The thing is, in many ways horror can be cathartic. Horror has always been a way to deal with pain and trauma. Even fairy tales – arguably most children’s first exposure to horror elements – can help us deal with grief, loss, death, trauma, abuse. Fairy tales and, sometimes, the films inspired by them, can explain difficult concepts to children in a much better way than an adult actually can.

And when those themes appear in films, there are warnings. We are told there is death in this film, abuse, sex, drug and alcohol use. It pops up on Netflix when you press ‘play’. So why are people so averse to them in literature?

Why do people assume that trigger warnings will put people off books?

All the arguments I’ve seen opposing trigger warnings seem to fall flat, especially when compared with the reasons for them. And if authors aren’t willing to put in trigger warnings, reviewers will do it for them. I’ve seen plenty of blog posts that detail a book’s triggers at the end. Even the website doesthedogdie has now become a place to share trigger warnings about films. It’s a really good thing.

Horror can help us work through trauma. Horror can be a great arena for exploring our pain. I’ve done it. I’ve taken some of the worst moments of my life and passed them onto my characters. I have WIPs that if I ever publish, will contain trigger warnings. The truth is, if someone picks up a book and comes across something that, for them, is traumatic, it will put them off. It can potentially hurt them. And I don’t understand why any author, in any genre, would be okay with that. And yet, at the same time, if I see a trigger warning for a book it might make me pick up that book. Because I can go into it knowing that what this character goes through might, if written well, deepen the connection between me and that character. But if that event – whatever it is – comes out of the blue, it can damage the enjoyment I get out of that book.

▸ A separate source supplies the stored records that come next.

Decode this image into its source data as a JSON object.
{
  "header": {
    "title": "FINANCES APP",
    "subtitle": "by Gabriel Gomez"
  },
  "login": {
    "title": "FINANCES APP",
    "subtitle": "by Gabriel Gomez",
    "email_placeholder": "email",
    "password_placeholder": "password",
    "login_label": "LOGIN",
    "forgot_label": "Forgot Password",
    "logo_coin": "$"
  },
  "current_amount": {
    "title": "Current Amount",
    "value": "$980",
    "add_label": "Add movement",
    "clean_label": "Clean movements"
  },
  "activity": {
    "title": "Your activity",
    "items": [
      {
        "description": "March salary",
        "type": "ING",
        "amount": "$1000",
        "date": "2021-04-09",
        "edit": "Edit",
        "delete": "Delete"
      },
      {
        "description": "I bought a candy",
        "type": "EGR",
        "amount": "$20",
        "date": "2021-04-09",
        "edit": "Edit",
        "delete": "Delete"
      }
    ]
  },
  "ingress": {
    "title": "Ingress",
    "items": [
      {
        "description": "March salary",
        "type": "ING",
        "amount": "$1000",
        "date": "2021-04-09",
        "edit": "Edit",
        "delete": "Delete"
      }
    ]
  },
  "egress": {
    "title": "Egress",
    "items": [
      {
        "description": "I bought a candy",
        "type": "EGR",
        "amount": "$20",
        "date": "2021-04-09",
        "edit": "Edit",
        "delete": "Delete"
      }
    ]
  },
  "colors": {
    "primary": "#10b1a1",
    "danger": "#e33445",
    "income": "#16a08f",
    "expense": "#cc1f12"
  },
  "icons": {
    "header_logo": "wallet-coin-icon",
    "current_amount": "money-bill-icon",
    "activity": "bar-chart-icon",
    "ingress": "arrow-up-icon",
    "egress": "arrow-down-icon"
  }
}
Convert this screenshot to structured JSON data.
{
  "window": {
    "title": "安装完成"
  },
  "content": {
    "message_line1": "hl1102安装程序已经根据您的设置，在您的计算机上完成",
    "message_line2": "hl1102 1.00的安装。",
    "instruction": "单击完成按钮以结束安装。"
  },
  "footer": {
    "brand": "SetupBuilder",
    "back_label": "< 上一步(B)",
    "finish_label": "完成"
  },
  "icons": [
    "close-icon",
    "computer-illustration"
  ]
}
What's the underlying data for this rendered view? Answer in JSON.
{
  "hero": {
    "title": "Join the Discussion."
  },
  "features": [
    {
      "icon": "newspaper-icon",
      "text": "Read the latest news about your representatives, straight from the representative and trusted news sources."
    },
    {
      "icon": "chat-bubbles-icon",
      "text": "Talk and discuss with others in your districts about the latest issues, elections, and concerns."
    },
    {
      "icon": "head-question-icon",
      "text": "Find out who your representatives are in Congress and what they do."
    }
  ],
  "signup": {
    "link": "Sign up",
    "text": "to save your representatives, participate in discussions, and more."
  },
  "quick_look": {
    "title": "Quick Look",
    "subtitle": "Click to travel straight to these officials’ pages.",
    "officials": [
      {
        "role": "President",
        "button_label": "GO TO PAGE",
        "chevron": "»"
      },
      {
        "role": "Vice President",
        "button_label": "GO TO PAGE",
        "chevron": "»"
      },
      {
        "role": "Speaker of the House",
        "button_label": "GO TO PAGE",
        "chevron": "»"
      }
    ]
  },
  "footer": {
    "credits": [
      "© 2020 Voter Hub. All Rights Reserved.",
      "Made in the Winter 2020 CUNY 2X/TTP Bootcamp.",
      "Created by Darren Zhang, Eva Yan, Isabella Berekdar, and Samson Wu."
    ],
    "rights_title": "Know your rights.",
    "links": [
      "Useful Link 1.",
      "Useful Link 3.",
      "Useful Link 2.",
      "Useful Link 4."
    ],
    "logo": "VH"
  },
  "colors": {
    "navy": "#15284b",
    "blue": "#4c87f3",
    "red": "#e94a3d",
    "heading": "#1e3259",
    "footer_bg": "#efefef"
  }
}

There are different levels of horror. Some people avoid extreme horror. Some people have a preferred subgenre. And even then, the levels of description can vary. An author can write a book about a slasher killer with all the murders taking place off-page. Another might go deep into detail about every kill.

So don’t try to claim that just because something is horror means it shouldn’t have trigger warnings.

And if you are an author who thinks trigger warnings are for people being overly sensitive, really ask yourself: do you care about your readers? If your answer is no, then please make sure you make your stance known publicly. Tag me into it on Twitter, if you so wish. So I know to avoid your works.

If you do care about your readers, also consider that forcing a reader to relive a traumatic event can affect the way they view your novel. That reader might never again pick up one of your books. And they might leave a negative review. Is that something you really want?

Twitter: @elleturpitt

Published by Dead Head Reviews

Dead Head Reviews is a platform that promotes authors, publishers, film makers, and just about anyone you can think of in the horror community. They mainly focus on the book industry, but if something is horror-related, they want to get their hands on it.

One thought on “[Mental Health Awareness] – Trigger Warnings: Good for Readers AND Authors

  1. WONDERFUL post!! ❤ ❤ Whenever this topic comes up, I get so upset with how selfish and nasty people can be when discussing it. What harm could adding TW's to the back of the book do? If you don't want to read them and be "spoiled" then don't turn to the back! This could do wonders for people that really enjoy the genre (any genre!) but have traumas that they aren't ready to cope with within the pages of a book. Thanks for sharing!

    Like

Leave a Reply

Fill in your details below or click an icon to log in:

WordPress.com Logo

You are commenting using your WordPress.com account. Log Out /  Change )

Google photo

You are commenting using your Google account. Log Out /  Change )

Twitter picture

You are commenting using your Twitter account. Log Out /  Change )

Facebook photo

You are commenting using your Facebook account. Log Out /  Change )

Connecting to %s

%d bloggers like this: